YOUR TASK -
The pictures get left out, but everything else in the listing below must be duplicated exactly.

SUPPLIED RECORDS -
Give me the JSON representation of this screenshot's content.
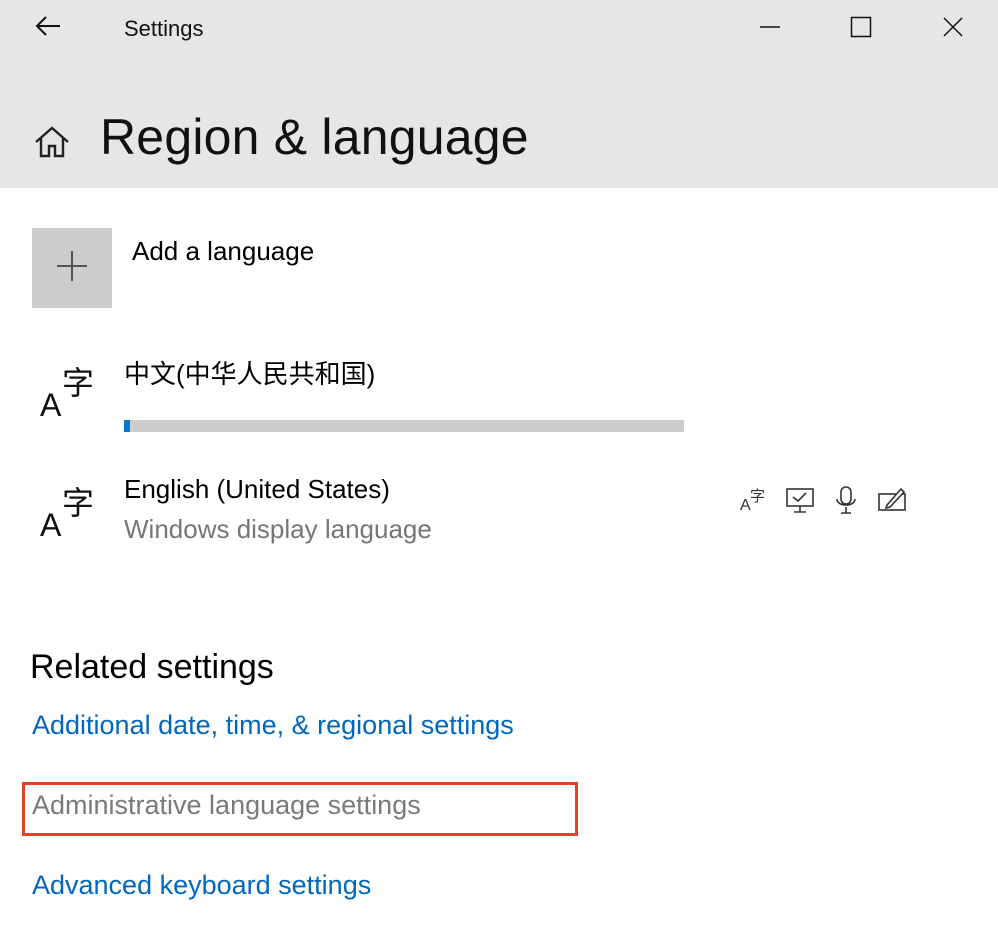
{
  "window": {
    "title": "Settings",
    "back_icon": "back-arrow-icon",
    "minimize_icon": "minimize-icon",
    "maximize_icon": "maximize-icon",
    "close_icon": "close-icon"
  },
  "header": {
    "home_icon": "home-icon",
    "page_title": "Region & language"
  },
  "languages": {
    "add_label": "Add a language",
    "add_icon": "plus-icon",
    "items": [
      {
        "name": "中文(中华人民共和国)",
        "icon": "language-icon",
        "download_progress": 0.01
      },
      {
        "name": "English (United States)",
        "subtitle": "Windows display language",
        "icon": "language-icon",
        "features": [
          "language-pack-icon",
          "display-language-icon",
          "speech-icon",
          "handwriting-icon"
        ]
      }
    ]
  },
  "related": {
    "title": "Related settings",
    "links": [
      {
        "label": "Additional date, time, & regional settings",
        "enabled": true
      },
      {
        "label": "Administrative language settings",
        "enabled": false,
        "highlighted": true
      },
      {
        "label": "Advanced keyboard settings",
        "enabled": true
      }
    ]
  },
  "colors": {
    "link": "#0067c0",
    "accent": "#0078d7",
    "titlebar_bg": "#e6e6e6",
    "highlight_border": "#e0412b"
  }
}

WORKED SOLUTION -
Give me the JSON representation of this screenshot's content.
{
  "window": {
    "title": "Settings",
    "back_icon": "back-arrow-icon",
    "minimize_icon": "minimize-icon",
    "maximize_icon": "maximize-icon",
    "close_icon": "close-icon"
  },
  "header": {
    "home_icon": "home-icon",
    "page_title": "Region & language"
  },
  "languages": {
    "add_label": "Add a language",
    "add_icon": "plus-icon",
    "items": [
      {
        "name": "中文(中华人民共和国)",
        "icon": "language-icon",
        "download_progress": 0.01
      },
      {
        "name": "English (United States)",
        "subtitle": "Windows display language",
        "icon": "language-icon",
        "features": [
          "language-pack-icon",
          "display-language-icon",
          "speech-icon",
          "handwriting-icon"
        ]
      }
    ]
  },
  "related": {
    "title": "Related settings",
    "links": [
      {
        "label": "Additional date, time, & regional settings",
        "enabled": true
      },
      {
        "label": "Administrative language settings",
        "enabled": false,
        "highlighted": true
      },
      {
        "label": "Advanced keyboard settings",
        "enabled": true
      }
    ]
  },
  "colors": {
    "link": "#0067c0",
    "accent": "#0078d7",
    "titlebar_bg": "#e6e6e6",
    "highlight_border": "#e0412b"
  }
}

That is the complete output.